To use Imam Bukhari's words: 'If the issue of Kashmir is decided on religious basis (in the name of Islam) then the wishes of all Indian Muslims should be taken into consideration and not those of Kashmiris alone.'
End of argument.
Does Pakistan have any counter argument? If yes, we have not heard it. In 1965, Dr Rafiq Zakaria made a stirring speech in the UN General Assembly arguing India's case on Kashmir on behalf of Indian Muslims. What was Pakistan's response? It came in just four-and-a-half words. Zulfiqar Ali Bhutto, then foreign minister of Pakistan, simply accused Dr Zakaria of being 'a traitor to the Muslim cause' and walked out. [Rafiq Zakaria, The Widening Divide, Viking Penguin, 1995].
That is again laughably absurd. Dr Zakaria was speaking on behalf of Indian Muslims, so how could he be a traitor to the Muslim cause?
Pakistan thought so because it thinks it has exclusive rights on Allah. This argument is also the basis of Pakistan's claim on Kashmir. But the facts do not support the basic argument. Any argument not supported by facts is no argument.
India, on the other hand, has successfully adopted the ideology of her founding father. Gandhi may have lost the argument in 1947; India's fortune is that he won the argument after 1947 (it cost him his life though).
In Kashmir, in the words of M J Akbar, 'it is not geography that is the issue; Kashmir also guards the frontiers of ideology.'
In his book Kashmir: Behind the Vale, Akbar concludes that 'Kashmir and the mother country are inextricably linked. India cannot afford to be defeated in her Kashmir.'
I am sure Akbar must have weighed every word of that concluding statement. Yes, we can't afford to be defeated in our Kashmir.
This is not to say that we will not discuss anything on Kashmir with Pakistan. As the prime minister said, we are ready to discuss all issues, including Jammu and Kashmir. But if Pakistan insists (as you did in the interview) on the resolution of the so-called Kashmir issue as a precondition for the progress of dialogue on other issues, then we are going nowhere.
As the spokesman of our external affairs ministry said, 'the first step should be expanding economic and cultural cooperation, and people-to-people contact so as to generate an atmosphere of understanding, trust and confidence.'
He also said: 'India would continue with its recent efforts, which have also found a tremendous resonance among the people and civil society in Pakistan.'
He is right.
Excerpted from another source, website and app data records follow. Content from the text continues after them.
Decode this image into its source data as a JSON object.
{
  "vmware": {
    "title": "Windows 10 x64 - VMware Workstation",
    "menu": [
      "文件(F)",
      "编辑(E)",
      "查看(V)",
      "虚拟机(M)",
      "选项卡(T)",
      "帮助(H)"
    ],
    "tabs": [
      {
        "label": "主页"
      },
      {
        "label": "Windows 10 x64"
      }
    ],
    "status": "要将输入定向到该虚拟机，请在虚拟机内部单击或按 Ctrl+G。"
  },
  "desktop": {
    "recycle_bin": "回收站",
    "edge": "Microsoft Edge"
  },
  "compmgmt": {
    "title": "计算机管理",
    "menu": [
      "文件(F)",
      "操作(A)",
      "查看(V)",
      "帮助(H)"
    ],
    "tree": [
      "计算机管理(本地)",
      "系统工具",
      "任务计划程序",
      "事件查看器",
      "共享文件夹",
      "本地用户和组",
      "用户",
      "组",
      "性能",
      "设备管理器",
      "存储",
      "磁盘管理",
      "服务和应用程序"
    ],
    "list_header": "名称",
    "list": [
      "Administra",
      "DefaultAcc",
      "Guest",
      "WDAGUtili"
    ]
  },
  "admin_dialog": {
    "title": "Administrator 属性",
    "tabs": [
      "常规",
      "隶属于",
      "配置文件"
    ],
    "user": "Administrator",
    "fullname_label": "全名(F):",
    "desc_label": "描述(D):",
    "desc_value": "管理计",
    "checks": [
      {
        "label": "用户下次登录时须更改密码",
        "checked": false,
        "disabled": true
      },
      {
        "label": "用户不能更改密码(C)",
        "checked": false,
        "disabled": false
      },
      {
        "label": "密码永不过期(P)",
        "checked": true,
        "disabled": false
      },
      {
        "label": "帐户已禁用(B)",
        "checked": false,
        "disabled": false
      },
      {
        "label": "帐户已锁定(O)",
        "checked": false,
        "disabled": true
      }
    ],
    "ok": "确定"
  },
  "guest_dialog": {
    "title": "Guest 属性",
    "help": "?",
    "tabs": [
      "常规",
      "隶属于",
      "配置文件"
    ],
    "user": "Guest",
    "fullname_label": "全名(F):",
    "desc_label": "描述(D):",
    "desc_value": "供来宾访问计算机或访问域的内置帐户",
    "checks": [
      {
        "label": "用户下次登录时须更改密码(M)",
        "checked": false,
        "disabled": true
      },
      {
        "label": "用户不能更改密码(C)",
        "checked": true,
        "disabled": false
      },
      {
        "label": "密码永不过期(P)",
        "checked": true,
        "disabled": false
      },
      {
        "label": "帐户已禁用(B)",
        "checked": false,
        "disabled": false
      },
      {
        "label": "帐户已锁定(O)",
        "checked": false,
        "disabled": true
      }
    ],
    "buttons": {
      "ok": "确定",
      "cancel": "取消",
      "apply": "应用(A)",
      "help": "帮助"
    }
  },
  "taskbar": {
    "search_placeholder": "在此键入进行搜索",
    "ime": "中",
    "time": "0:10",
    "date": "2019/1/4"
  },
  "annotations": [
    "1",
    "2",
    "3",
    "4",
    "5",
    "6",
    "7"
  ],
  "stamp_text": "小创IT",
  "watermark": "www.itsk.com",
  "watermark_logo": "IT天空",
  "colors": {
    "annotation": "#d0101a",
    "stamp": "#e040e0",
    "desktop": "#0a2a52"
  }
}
A respected senior Pakistani columnist said in a reply to my e-mail about the interview: 'Such remarks would be silly at all times but when you are clearing the ground for talking to your neighbour, positively insane.'
With that, I rest my case.
Sajid Bhombal can be contacted at firstname.lastname@example.org